The year 2020 was a challenging one for the teachers. We encountered some unexpected changes across all sectors.

Neha Kapil

The   pandemic disturbed almost every aspect of the school at once. It was not just the switch from classrooms to computer screens, but also a dramatic shift in the basic ideas about instruction, attendance, testing, the role of technology and the human connections that hold it all together. A year later, a recollection of the past one year shows us that some changes may last for a long time. They may be as permanent as the school education itself.

This period of change in 2020 that started from school closures leading to online classes is something that will stay etched in the history of our education system. I believe this period where online learning came to the very fore of education marks the beginning of an era where education shall be more holistic and no longer bound by the conventional boundaries.
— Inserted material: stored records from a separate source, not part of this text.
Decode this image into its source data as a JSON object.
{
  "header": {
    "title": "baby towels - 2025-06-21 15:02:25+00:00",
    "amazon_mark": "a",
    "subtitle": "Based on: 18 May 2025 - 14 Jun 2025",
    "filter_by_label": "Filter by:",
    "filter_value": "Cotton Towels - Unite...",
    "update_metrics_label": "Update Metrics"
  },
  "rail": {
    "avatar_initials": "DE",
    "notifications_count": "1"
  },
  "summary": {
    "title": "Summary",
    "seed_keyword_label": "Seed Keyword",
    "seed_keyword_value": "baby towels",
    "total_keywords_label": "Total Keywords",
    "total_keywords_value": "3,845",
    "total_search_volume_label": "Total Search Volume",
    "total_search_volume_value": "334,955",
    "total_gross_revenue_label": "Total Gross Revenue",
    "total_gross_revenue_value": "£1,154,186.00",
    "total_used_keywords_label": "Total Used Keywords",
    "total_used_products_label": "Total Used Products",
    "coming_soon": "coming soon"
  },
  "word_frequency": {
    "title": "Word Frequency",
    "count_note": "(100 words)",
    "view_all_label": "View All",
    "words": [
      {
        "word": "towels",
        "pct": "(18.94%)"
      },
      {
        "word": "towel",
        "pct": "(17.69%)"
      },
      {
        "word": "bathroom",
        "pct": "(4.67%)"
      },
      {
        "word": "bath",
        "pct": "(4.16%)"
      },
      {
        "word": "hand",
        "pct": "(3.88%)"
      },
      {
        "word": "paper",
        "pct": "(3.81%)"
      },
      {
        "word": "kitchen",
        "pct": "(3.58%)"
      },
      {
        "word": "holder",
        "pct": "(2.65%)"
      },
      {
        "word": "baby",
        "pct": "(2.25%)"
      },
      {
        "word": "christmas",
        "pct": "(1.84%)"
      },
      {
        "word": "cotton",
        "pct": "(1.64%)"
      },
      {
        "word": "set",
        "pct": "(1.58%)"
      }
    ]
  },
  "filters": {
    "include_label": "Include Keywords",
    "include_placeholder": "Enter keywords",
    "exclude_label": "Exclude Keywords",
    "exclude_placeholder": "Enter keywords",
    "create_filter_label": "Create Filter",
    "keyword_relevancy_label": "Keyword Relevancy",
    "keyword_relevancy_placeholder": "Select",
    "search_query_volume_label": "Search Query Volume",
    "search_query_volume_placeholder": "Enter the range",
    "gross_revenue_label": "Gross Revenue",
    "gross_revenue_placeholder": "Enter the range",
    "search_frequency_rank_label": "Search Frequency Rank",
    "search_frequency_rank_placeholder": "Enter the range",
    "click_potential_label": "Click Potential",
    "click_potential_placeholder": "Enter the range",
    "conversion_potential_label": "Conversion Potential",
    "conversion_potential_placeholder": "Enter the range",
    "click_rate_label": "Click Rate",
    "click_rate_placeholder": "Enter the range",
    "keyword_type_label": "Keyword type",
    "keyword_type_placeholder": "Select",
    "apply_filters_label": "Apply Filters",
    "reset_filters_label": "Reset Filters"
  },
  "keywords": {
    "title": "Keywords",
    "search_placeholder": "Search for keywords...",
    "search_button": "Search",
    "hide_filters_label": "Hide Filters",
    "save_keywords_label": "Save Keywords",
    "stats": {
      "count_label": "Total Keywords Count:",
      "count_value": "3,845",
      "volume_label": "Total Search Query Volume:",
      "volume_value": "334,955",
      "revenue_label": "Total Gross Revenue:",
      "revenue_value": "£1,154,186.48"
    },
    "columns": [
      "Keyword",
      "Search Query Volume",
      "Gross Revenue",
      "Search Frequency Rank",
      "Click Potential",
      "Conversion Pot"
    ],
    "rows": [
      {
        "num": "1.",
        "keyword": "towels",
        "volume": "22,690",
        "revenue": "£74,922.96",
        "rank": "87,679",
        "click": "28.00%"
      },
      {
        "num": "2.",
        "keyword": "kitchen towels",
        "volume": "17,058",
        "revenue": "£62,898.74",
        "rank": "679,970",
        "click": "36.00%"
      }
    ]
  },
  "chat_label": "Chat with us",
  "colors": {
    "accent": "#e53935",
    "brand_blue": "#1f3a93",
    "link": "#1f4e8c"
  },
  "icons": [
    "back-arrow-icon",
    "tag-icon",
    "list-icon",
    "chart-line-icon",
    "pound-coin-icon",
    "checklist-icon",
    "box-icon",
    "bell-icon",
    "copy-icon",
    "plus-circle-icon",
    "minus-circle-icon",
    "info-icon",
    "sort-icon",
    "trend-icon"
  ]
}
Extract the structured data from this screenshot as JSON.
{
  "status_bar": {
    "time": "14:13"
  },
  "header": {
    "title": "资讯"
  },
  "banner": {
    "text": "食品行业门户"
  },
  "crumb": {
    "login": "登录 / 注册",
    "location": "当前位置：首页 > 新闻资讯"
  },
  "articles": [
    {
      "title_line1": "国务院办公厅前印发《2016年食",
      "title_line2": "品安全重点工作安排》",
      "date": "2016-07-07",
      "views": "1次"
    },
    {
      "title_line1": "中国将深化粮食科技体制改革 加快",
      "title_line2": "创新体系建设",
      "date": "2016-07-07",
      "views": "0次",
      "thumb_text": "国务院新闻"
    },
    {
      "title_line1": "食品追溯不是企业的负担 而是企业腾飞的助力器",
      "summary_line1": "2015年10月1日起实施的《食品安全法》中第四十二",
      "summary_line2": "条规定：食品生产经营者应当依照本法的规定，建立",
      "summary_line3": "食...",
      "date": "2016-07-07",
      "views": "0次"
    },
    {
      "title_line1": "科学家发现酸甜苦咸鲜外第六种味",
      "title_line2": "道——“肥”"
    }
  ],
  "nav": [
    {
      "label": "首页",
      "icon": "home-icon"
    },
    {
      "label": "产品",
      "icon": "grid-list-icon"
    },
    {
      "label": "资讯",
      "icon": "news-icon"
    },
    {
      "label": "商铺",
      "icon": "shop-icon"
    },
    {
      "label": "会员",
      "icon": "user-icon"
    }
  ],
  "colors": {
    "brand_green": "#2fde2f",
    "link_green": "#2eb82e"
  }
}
We are already seeing some of the benefits of investing in technology with the spread of the internet. In the recent past, the availability of cheap data has greatly fuelled internet penetration in the country. This ever -increasing connectivity can make quality online learning accessible to every nook and corner of our nation. It gives us the opportunity to ensure that no matter where the students live, they still learn from their teachers.

However, the online system of education has also brought in some negative effects. It has led to a disconnect between the teachers and students. The online teaching has also resulted in the lack of outdoor physical exercises. The feelings of camaraderie, friendship and team spirit that we learn when working, studying and playing together in the same physical environs, have all been lost in this pandemic. It can also be seen that a greater proportion of the students and teachers are obese, as compared to the pre-pandemic period. Some children have also become closed themselves in their own cocoons. They are shy of talking in front of strangers. Easy accessibility of digital gadgets has also, inadvertently, exposed the children to a world of cyber bullying and cyber-crime.

Today, we are at the juncture where we have the golden opportunity to complement the learnings of this pandemic with our well- proven traditional pedagogy. We need to bring in a change in the methodology and our expected outcomes from education. We must continue some mode of online learning, as this is what will prepare our students for the future in a more connected digital world. However, the focus should no longer be on rote learning of facts and information. The children of today will have all the information available at the click of a mouse. What we need to train them in is the way to dig out the right information, and later process and analyse such data. There should be more public speaking lessons and exercises and the lost focus on team games and sports should be re-aligned.